* _Required work_:
Write the listing out once more, with every line exactly as it stands.

═════ Material supplied ═════

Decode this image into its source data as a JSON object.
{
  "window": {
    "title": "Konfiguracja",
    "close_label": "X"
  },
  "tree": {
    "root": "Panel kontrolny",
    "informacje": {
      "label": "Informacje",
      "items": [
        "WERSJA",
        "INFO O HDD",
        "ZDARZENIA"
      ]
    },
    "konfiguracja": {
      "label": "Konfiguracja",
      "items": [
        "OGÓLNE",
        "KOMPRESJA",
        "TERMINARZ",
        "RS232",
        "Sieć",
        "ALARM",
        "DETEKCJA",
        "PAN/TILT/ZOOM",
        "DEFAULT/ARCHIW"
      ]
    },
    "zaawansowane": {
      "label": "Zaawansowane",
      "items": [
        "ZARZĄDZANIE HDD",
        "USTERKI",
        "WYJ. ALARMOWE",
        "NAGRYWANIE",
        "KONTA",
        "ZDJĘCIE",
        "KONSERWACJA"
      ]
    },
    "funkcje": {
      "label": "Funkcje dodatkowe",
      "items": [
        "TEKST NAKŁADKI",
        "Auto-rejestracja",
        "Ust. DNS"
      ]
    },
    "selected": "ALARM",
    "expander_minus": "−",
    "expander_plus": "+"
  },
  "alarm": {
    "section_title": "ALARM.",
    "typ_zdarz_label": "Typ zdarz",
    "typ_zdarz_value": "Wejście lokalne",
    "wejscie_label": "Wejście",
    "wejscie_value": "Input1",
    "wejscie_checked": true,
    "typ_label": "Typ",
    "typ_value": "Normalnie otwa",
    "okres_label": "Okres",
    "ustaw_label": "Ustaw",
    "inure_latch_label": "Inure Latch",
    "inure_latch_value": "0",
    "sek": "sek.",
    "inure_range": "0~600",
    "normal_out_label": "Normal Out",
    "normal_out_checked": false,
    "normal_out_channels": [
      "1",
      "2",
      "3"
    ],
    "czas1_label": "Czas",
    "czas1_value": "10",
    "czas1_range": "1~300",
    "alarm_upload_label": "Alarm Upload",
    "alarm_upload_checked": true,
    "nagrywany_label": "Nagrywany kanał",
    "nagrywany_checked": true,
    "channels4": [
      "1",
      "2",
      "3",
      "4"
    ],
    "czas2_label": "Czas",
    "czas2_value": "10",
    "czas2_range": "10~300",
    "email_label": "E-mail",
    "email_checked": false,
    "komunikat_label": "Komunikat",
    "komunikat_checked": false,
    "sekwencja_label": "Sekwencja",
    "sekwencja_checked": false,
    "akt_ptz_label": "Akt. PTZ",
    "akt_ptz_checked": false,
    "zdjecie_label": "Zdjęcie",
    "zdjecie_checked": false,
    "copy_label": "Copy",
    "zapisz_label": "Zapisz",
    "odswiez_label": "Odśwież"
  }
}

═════

* _Solution_:
Decode this image into its source data as a JSON object.
{
  "window": {
    "title": "Konfiguracja",
    "close_label": "X"
  },
  "tree": {
    "root": "Panel kontrolny",
    "informacje": {
      "label": "Informacje",
      "items": [
        "WERSJA",
        "INFO O HDD",
        "ZDARZENIA"
      ]
    },
    "konfiguracja": {
      "label": "Konfiguracja",
      "items": [
        "OGÓLNE",
        "KOMPRESJA",
        "TERMINARZ",
        "RS232",
        "Sieć",
        "ALARM",
        "DETEKCJA",
        "PAN/TILT/ZOOM",
        "DEFAULT/ARCHIW"
      ]
    },
    "zaawansowane": {
      "label": "Zaawansowane",
      "items": [
        "ZARZĄDZANIE HDD",
        "USTERKI",
        "WYJ. ALARMOWE",
        "NAGRYWANIE",
        "KONTA",
        "ZDJĘCIE",
        "KONSERWACJA"
      ]
    },
    "funkcje": {
      "label": "Funkcje dodatkowe",
      "items": [
        "TEKST NAKŁADKI",
        "Auto-rejestracja",
        "Ust. DNS"
      ]
    },
    "selected": "ALARM",
    "expander_minus": "−",
    "expander_plus": "+"
  },
  "alarm": {
    "section_title": "ALARM.",
    "typ_zdarz_label": "Typ zdarz",
    "typ_zdarz_value": "Wejście lokalne",
    "wejscie_label": "Wejście",
    "wejscie_value": "Input1",
    "wejscie_checked": true,
    "typ_label": "Typ",
    "typ_value": "Normalnie otwa",
    "okres_label": "Okres",
    "ustaw_label": "Ustaw",
    "inure_latch_label": "Inure Latch",
    "inure_latch_value": "0",
    "sek": "sek.",
    "inure_range": "0~600",
    "normal_out_label": "Normal Out",
    "normal_out_checked": false,
    "normal_out_channels": [
      "1",
      "2",
      "3"
    ],
    "czas1_label": "Czas",
    "czas1_value": "10",
    "czas1_range": "1~300",
    "alarm_upload_label": "Alarm Upload",
    "alarm_upload_checked": true,
    "nagrywany_label": "Nagrywany kanał",
    "nagrywany_checked": true,
    "channels4": [
      "1",
      "2",
      "3",
      "4"
    ],
    "czas2_label": "Czas",
    "czas2_value": "10",
    "czas2_range": "10~300",
    "email_label": "E-mail",
    "email_checked": false,
    "komunikat_label": "Komunikat",
    "komunikat_checked": false,
    "sekwencja_label": "Sekwencja",
    "sekwencja_checked": false,
    "akt_ptz_label": "Akt. PTZ",
    "akt_ptz_checked": false,
    "zdjecie_label": "Zdjęcie",
    "zdjecie_checked": false,
    "copy_label": "Copy",
    "zapisz_label": "Zapisz",
    "odswiez_label": "Odśwież"
  }
}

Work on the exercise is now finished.